At first, I pulled out the paper once in a while to doublecheck on those crazy rules, but soon enough the growing poem itself became my constant companion, aggregating absurdly slowly in any other context, but at exactly the right speed for our green-infused journey. It grew about a line a day, passing discarded verbal possibilities through itself steadily, like soil casings through the body of an earthworm, and when I took off my hiking boots at the end of the four days, I had my Rionnard Tri-nard.
After the poem was finished and I wrote it down, I found I missed its growing. But the first night back, as I lay in the dark and recited the completed words inside my mind, checking them at first, I suppose, to make sure they were right, at some point I stopped being the poet and became a hearer, and the stanza then, suddenly, gave me something tangible back. I moved my mind into and out of its turns and patterns, feeling as if I were fingering a Celtic brooch, and a completeness grew inside my mind, something profoundly nourishing that I can still conjure up palpably, the peace that can come from a challenging meditation.
Then I imagined the bards, women and men both, restless minds resting inside caves for long dark nights of silence, turning and turning these patterns over in their minds, no books to read, no other voices awake, just these wrought words, powerful as stones, talismans against despair and frustration, talismans of wisdom and care.
"Rune," it turns out, was not just a whimsical plot of Lewis Turco's to make my life miserable for a few months; I've just learned that the poem will be included in his Book of Odd and Invented Forms, due out next year from University Press of New England. I'm glad I didn't realize there was any such point to the poem while I was making it (it's a hard habit to break, the habit of using "writing" as the verb for making a poem, but a habit I'm glad to be breaking, and high time too, since so many of my poems are, in fact, not "written" when they first come to me). I love the thought that the Rionnard Tri-nard came to me as a gift, hard to recognize at first but indeed a gift in the end, a companion on a journey, and a companion in the dark.
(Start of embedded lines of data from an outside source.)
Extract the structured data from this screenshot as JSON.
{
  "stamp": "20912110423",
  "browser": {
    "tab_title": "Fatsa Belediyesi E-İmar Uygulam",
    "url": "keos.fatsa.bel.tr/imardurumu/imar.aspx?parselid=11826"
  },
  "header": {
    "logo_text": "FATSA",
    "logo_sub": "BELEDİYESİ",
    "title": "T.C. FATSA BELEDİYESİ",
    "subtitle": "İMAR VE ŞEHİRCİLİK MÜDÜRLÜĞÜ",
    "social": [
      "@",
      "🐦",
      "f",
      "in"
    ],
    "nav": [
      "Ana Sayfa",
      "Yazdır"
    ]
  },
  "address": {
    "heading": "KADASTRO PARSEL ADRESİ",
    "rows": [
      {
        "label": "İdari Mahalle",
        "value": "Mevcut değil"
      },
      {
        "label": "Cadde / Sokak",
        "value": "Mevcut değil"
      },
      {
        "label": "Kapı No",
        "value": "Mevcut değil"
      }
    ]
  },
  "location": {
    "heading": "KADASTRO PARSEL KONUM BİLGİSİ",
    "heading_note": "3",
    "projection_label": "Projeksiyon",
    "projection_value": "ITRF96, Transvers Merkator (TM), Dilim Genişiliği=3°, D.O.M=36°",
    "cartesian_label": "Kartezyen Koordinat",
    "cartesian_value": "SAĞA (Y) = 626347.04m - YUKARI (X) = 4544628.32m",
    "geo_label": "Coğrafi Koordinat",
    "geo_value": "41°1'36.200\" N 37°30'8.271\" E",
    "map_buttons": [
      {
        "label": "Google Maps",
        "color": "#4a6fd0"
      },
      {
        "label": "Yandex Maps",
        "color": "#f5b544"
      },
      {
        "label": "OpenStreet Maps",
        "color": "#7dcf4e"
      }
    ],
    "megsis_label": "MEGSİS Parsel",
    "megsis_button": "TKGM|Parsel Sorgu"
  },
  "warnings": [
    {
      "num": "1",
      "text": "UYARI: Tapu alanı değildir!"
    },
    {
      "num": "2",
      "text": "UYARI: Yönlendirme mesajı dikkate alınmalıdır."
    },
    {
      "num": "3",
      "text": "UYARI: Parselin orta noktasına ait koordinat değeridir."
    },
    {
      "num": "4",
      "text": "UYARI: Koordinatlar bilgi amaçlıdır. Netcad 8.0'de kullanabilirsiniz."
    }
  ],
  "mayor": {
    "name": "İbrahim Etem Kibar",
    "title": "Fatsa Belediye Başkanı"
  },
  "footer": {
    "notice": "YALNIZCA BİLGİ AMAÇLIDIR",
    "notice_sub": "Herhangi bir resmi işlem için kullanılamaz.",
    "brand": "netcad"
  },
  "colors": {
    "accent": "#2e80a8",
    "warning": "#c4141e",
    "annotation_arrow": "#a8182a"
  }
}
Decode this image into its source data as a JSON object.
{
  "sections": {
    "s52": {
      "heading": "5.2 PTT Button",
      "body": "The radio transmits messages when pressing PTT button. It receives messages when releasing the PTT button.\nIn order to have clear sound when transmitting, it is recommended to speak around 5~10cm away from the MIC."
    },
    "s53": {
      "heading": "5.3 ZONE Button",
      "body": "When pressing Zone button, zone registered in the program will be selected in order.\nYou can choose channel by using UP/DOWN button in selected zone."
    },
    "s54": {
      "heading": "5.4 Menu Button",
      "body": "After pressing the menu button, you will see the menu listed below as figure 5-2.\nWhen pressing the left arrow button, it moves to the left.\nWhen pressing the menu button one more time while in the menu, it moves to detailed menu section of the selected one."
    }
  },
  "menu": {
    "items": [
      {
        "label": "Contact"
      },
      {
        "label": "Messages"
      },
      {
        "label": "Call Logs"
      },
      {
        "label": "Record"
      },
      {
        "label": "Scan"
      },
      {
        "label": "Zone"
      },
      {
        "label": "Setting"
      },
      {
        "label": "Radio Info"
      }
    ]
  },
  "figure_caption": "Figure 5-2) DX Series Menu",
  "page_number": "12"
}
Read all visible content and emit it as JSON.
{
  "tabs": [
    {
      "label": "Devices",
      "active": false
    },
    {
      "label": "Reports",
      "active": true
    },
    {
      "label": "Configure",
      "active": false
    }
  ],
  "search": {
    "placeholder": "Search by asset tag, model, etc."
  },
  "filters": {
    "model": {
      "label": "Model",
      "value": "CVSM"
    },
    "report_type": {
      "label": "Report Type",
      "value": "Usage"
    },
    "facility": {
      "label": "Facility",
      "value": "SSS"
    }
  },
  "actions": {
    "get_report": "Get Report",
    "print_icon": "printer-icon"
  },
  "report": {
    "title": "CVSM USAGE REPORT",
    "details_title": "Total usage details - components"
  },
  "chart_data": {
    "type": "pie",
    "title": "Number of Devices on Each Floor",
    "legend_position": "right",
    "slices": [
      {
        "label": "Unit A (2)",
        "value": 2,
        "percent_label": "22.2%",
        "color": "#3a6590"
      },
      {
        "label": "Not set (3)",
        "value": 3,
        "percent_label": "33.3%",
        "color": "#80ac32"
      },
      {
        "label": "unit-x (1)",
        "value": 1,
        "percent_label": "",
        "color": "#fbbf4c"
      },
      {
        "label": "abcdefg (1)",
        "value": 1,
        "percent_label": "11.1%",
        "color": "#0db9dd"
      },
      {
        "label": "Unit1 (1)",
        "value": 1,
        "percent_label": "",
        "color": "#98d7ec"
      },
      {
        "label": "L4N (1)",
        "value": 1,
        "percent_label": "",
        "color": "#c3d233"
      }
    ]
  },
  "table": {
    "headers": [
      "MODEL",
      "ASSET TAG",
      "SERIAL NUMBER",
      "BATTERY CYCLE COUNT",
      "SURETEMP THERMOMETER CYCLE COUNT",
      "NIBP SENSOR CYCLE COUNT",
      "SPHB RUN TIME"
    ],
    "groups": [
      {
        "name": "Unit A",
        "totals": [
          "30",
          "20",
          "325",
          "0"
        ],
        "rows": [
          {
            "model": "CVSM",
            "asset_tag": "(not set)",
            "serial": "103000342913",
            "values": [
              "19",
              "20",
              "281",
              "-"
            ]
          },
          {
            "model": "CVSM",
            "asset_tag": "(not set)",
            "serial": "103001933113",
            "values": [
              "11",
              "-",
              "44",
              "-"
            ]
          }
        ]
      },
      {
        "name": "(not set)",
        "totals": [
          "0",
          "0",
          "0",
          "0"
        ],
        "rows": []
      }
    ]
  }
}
Ring of words, each woken
By craft, felt past fearing,
Set to sing clear among
Us here, hung in hearing.